TURN convinced the CPUC to reject PG&E’s initial proposal to build 25,000 experimental EV charging stations with a whopping $650 million price tag. But PG&E kept lobbying the Commission to allow it to build big. All five million PG&E households from Fresno to Yreka would subsidize charging stations to serve about 75,000 EV owners, the majority of whom live in the Bay Area.

“PG&E’s vague claims about the benefits to customers are insufficient justification for the costs,” said TURN executive director Mark Toney. “PG&E should not be spending ratepayers’ hard earned dollars to finance a risky business experiment that won’t improve anything for most consumers.”

The CPUC decision slated for approval tomorrow allows P&GE to build experimental charging stations, but only up to 7,500 ports. Additional limits won by TURN:

Deny the 100 “fast chargers” PG&E wanted, which would have cost customers $25 million.
Require site hosts to contribute to charging station costs
Deny bridge funding which could have increased costs by up to 50%.
“TURN supports utility programs that cost-effectively reduce GHG’s and provide benefits to all customers, not just EV drivers.” said Toney, “But there’s a risk that the $130 million customers will pay for the charging stations the CPUC decision authorizes won’t accomplish anything. We think the burden to justify any future ratepayer expenditures should be higher.

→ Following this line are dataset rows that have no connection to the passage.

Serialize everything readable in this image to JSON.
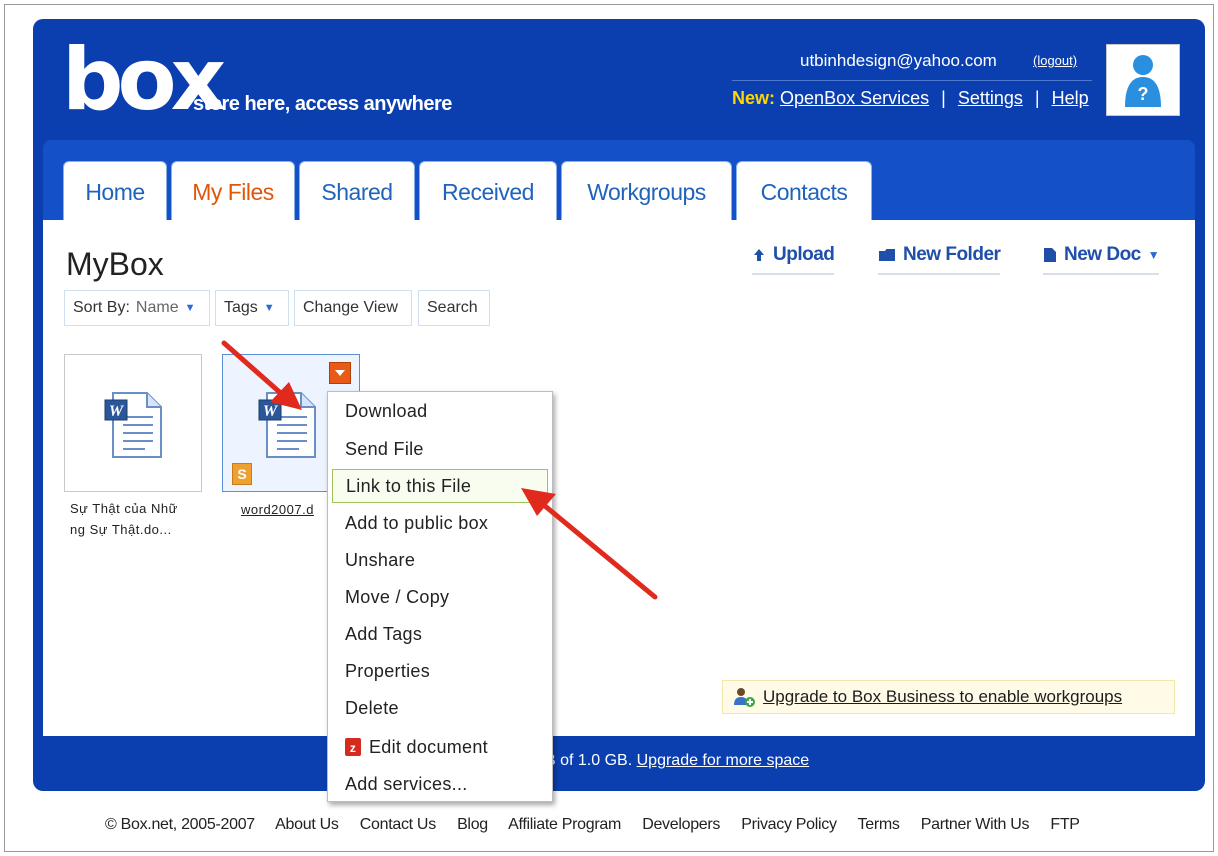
{
  "header": {
    "logo_text": "box",
    "tagline": "store here, access anywhere",
    "user_email": "utbinhdesign@yahoo.com",
    "logout_label": "(logout)",
    "new_label": "New:",
    "links": [
      "OpenBox Services",
      "Settings",
      "Help"
    ]
  },
  "tabs": [
    {
      "label": "Home"
    },
    {
      "label": "My Files"
    },
    {
      "label": "Shared"
    },
    {
      "label": "Received"
    },
    {
      "label": "Workgroups"
    },
    {
      "label": "Contacts"
    }
  ],
  "main": {
    "title": "MyBox",
    "actions": {
      "upload": "Upload",
      "new_folder": "New Folder",
      "new_doc": "New Doc"
    },
    "toolbar": {
      "sort_label": "Sort By:",
      "sort_value": "Name",
      "tags_label": "Tags",
      "change_view_label": "Change View",
      "search_label": "Search"
    },
    "files": [
      {
        "name_line1": "Sự Thật của Nhữ",
        "name_line2": "ng Sự Thật.do..."
      },
      {
        "name": "word2007.d"
      }
    ],
    "share_badge": "S"
  },
  "context_menu": {
    "items": [
      {
        "label": "Download"
      },
      {
        "label": "Send File"
      },
      {
        "label": "Link to this File"
      },
      {
        "label": "Add to public box"
      },
      {
        "label": "Unshare"
      },
      {
        "label": "Move / Copy"
      },
      {
        "label": "Add Tags"
      },
      {
        "label": "Properties"
      },
      {
        "label": "Delete"
      },
      {
        "label": "Edit document"
      },
      {
        "label": "Add services..."
      }
    ]
  },
  "upgrade": {
    "label": "Upgrade to Box Business to enable workgroups"
  },
  "storage": {
    "text": "B of 1.0 GB.",
    "link": "Upgrade for more space"
  },
  "footer": {
    "copyright": "© Box.net, 2005-2007",
    "links": [
      "About Us",
      "Contact Us",
      "Blog",
      "Affiliate Program",
      "Developers",
      "Privacy Policy",
      "Terms",
      "Partner With Us",
      "FTP"
    ]
  },
  "colors": {
    "brand_blue": "#0b3fb0",
    "tab_band": "#1451c8",
    "active_tab": "#e2560c",
    "tab_text": "#1f63bb",
    "accent_yellow": "#ffd600",
    "annotation_arrow": "#e02a1e"
  },
  "icons": [
    "word-doc-icon",
    "menu-toggle-icon",
    "share-icon",
    "upload-icon",
    "folder-icon",
    "doc-icon",
    "user-icon",
    "workgroup-icon",
    "zoho-icon"
  ]
}
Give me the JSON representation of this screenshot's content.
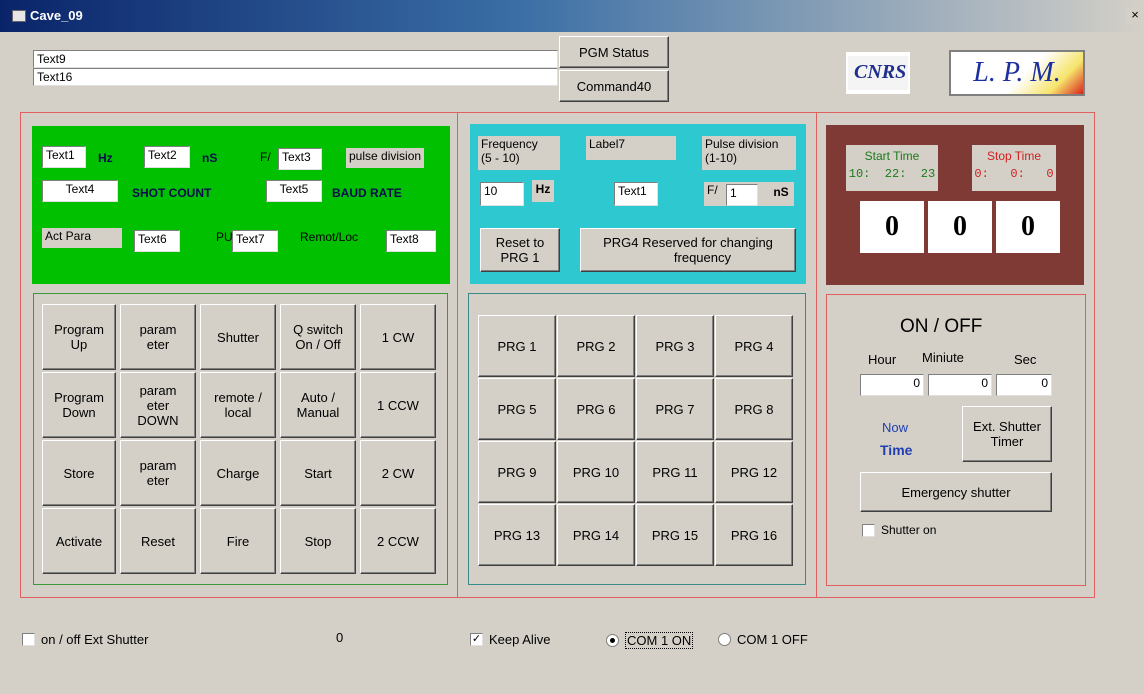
{
  "window": {
    "title": "Cave_09",
    "close": "×"
  },
  "top": {
    "text9": "Text9",
    "text16": "Text16",
    "pgm_status": "PGM Status",
    "command40": "Command40",
    "logo1": "CNRS",
    "logo2": "L. P. M."
  },
  "green": {
    "text1": "Text1",
    "hz": "Hz",
    "text2": "Text2",
    "ns": "nS",
    "f_slash": "F/",
    "text3": "Text3",
    "pulse_division": "pulse division",
    "text4": "Text4",
    "shot_count": "SHOT COUNT",
    "text5": "Text5",
    "baud_rate": "BAUD RATE",
    "act_para": "Act Para",
    "text6": "Text6",
    "pu": "PU",
    "text7": "Text7",
    "remot_loc": "Remot/Loc",
    "text8": "Text8"
  },
  "cyan": {
    "frequency": "Frequency\n(5 - 10)",
    "label7": "Label7",
    "pulse_division": "Pulse division\n(1-10)",
    "freq_value": "10",
    "hz": "Hz",
    "text1": "Text1",
    "f_slash": "F/",
    "pulse_value": "1",
    "ns": "nS",
    "reset_prg1": "Reset to\nPRG 1",
    "prg4_reserved": "PRG4 Reserved for changing\n        frequency"
  },
  "brown": {
    "start_time_label": "Start Time",
    "start_time_value": "10:  22:  23",
    "stop_time_label": "Stop Time",
    "stop_time_value": "0:   0:   0",
    "digits": [
      "0",
      "0",
      "0"
    ]
  },
  "controls": {
    "rows": [
      [
        "Program\nUp",
        "param\neter",
        "Shutter",
        "Q switch\nOn / Off",
        "1 CW"
      ],
      [
        "Program\nDown",
        "param\neter\nDOWN",
        "remote /\nlocal",
        "Auto /\nManual",
        "1 CCW"
      ],
      [
        "Store",
        "param\neter",
        "Charge",
        "Start",
        "2 CW"
      ],
      [
        "Activate",
        "Reset",
        "Fire",
        "Stop",
        "2 CCW"
      ]
    ]
  },
  "prg": {
    "rows": [
      [
        "PRG 1",
        "PRG 2",
        "PRG 3",
        "PRG 4"
      ],
      [
        "PRG 5",
        "PRG 6",
        "PRG 7",
        "PRG 8"
      ],
      [
        "PRG 9",
        "PRG 10",
        "PRG 11",
        "PRG 12"
      ],
      [
        "PRG 13",
        "PRG 14",
        "PRG 15",
        "PRG 16"
      ]
    ]
  },
  "timer": {
    "title": "ON / OFF",
    "hour": "Hour",
    "minute": "Miniute",
    "sec": "Sec",
    "hour_value": "0",
    "minute_value": "0",
    "sec_value": "0",
    "now": "Now",
    "time": "Time",
    "ext_shutter_timer": "Ext. Shutter\nTimer",
    "emergency_shutter": "Emergency shutter",
    "shutter_on": "Shutter on"
  },
  "bottom": {
    "ext_shutter": "on / off Ext Shutter",
    "counter": "0",
    "keep_alive": "Keep Alive",
    "com1_on": "COM 1 ON",
    "com1_off": "COM 1 OFF"
  },
  "colors": {
    "green_panel": "#00c000",
    "cyan_panel": "#2ec8d0",
    "brown_panel": "#7f3a36",
    "frame_red": "#e06060"
  }
}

If PG&E wants to expand further into the EV market, it should do so on shareholder’s dime, not customers.”